Shortcrust pastry dough is a vital part of any pastry chef’s repertoire. It’s the building block of pastry crust for all manner of pies and tarts, both sweet and savory. It’s not difficult to get the hang of making shortcrust pastry, and perfecting it will serve you well in all sorts of cooking and baking projects, whether you’re a home cook or an aspiring pastry chef.
So let’s take a short but sweet (and a little savory) journey to the heart of the matter on shortcrust pastry.
Photo via CakeSpy
What is shortcrust pastry dough exactly, and how is it used? Here’s an introduction.
What is shortcrust pastry dough?
Shortcrust pastry dough is a basic type of pastry consisting of a fat (butter, vegetable shortening or lard), flour and just enough liquid to hold it together. The dough is typically used as a crust for pies and both sweet and savory tarts. In its most basic form, the dough is left unsweetened. That way, it can be used for a sweet or savory dish. Pie crust is an example of a type of shortcrust dough.
For tips on making and rolling the perfect pie crust, check out the Craftsy class Perfecting the Pie Crust, and for even more instruction on creating the perfect shortcrust pastry, be sure to check out Savory Tarts, Quiches and Galettes.

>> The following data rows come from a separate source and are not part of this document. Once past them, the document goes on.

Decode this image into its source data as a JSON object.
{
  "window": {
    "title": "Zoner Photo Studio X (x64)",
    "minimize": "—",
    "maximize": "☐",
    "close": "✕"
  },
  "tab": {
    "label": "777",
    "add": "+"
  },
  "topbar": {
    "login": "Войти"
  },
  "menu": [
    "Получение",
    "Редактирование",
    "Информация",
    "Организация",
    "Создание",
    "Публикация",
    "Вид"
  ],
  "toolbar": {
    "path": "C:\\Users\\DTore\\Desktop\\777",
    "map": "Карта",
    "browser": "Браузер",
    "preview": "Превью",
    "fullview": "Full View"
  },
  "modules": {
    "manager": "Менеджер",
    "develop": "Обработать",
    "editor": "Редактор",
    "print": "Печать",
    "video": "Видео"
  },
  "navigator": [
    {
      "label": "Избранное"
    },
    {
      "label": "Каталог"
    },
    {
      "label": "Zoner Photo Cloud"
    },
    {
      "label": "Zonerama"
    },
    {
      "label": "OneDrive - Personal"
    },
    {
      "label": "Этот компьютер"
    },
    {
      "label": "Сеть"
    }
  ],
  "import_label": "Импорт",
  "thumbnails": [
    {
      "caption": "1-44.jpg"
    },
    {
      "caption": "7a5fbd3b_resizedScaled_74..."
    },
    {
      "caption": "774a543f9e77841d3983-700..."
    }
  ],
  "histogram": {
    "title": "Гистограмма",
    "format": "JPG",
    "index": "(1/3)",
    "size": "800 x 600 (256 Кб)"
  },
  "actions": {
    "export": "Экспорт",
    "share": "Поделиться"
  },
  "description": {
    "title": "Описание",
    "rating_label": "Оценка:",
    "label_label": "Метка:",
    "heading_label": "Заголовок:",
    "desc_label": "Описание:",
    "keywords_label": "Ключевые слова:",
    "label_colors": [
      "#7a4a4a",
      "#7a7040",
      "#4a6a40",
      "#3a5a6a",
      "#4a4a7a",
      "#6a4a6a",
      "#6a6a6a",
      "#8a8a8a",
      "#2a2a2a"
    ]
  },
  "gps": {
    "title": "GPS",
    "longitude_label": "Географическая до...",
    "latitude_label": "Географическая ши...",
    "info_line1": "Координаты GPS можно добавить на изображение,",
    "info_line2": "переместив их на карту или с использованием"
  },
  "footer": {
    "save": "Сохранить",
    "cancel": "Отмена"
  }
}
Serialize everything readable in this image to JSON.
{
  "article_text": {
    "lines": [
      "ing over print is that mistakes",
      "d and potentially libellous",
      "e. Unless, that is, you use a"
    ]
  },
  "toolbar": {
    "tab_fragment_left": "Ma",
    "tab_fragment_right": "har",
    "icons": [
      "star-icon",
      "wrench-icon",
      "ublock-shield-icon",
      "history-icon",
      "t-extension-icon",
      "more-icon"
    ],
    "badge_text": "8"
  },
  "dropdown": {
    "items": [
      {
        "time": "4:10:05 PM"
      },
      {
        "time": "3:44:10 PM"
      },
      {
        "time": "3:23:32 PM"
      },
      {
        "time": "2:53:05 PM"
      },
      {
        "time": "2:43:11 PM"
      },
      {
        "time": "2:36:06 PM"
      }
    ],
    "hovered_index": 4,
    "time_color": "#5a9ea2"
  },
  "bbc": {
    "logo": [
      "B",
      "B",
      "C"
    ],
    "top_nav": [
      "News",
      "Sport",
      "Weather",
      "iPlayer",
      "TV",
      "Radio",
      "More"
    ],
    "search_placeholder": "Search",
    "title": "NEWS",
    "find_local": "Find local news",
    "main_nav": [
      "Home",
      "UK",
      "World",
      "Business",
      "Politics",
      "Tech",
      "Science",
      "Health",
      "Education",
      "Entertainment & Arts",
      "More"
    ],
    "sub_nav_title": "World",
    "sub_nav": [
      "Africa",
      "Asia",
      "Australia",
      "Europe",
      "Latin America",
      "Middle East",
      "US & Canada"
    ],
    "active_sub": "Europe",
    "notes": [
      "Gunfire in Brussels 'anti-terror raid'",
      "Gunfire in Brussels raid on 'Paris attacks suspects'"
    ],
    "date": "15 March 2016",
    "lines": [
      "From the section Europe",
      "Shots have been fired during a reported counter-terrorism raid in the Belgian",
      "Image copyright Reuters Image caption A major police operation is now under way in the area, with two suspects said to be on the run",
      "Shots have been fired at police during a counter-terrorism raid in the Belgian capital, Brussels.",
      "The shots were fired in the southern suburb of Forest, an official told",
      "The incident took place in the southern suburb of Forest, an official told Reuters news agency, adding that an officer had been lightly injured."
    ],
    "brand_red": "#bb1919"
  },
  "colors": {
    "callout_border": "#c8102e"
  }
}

What’s so short about it?
Although variations of shortcrust pastry certainly exist, one thing holds true: the ratio of half fat to flour. This relatively high amount of fat ensures that unlike a bread dough, which has “long” strands and pretty much stays together, shortcrust pastry is crumbly and will break apart in “short” strands, hence the name. This is the same reasoning for calling some cookies shortbread.
Berry tart via Hana Tang
How does it work?
Typically, the fat is gently worked into the flour, and then only enough liquid is added to make the dough cohesive and malleable. Working the fat thoroughly into the flour ensures that the flour is covered with fat, keeping the gluten from developing.
While bread is kneaded and worked precisely to make the gluten develop, shortcrust pastry is just the opposite. You want to work this dough as little as possible. Too much working will make the pastry tough and chewy, while minimal working will ensure a tender and flaky crust.
Rules of the shortcrust
These tips will serve you well in all of your shortcrust pastry-making adventures.
Always chill the fat (butter, margarine, shortening or lard) and liquid before you begin. Why? This keeps the fat from getting creamed into the flour, which can give the dough an awkward texture.
The dough needs to rest in the refrigerator for at least 30 minutes or as long as overnight. There are a few reasons:
- This time allows the flour to absorb all of the liquid.
- It lets the dough “relax” and become more pliable and elastic (and therefore easier to handle).
- It keeps the fat sealed in specific spots rather than spreading, which will give the crust a nice, flaky and light texture when baked.
When chilling the dough, form it into a disc rather than a ball: this will make rolling easier when you’re ready to use the pastry.
Poached pear and almond tart via Colette Christian
Types of shortcrust pastry
There are many different types of shortcrust pastry dough. Here are some famous variations:
- Shortcrust pastry or pâte brisée: This classic version of shortcrust is not sweetened, and can be used for sweet or savory creations, from pie crust cookies to quiche.
- Sweetcrust pastry or paté sucree: a sweetened shortcrust pastry. The addition of sugar not only sweetens the flavor, but further dissuades the gluten in the flour from developing, making for a tender and delicious flaky texture. This dough works well as a sweet tart shell or as the base for bar cookies and layered desserts.
- Pâte sablee: This is a variation on paté sucree that also includes egg. However, it is the author’s observation that recipes titled paté sucree can include egg, too.
- Pâte à foncer: This French variation on shortcrust pastry includes mostly egg and milk with just a touch of sugar. The wet ingredients are lightly creamed before working into the flour. This rich type of dough is often used as a tart crust.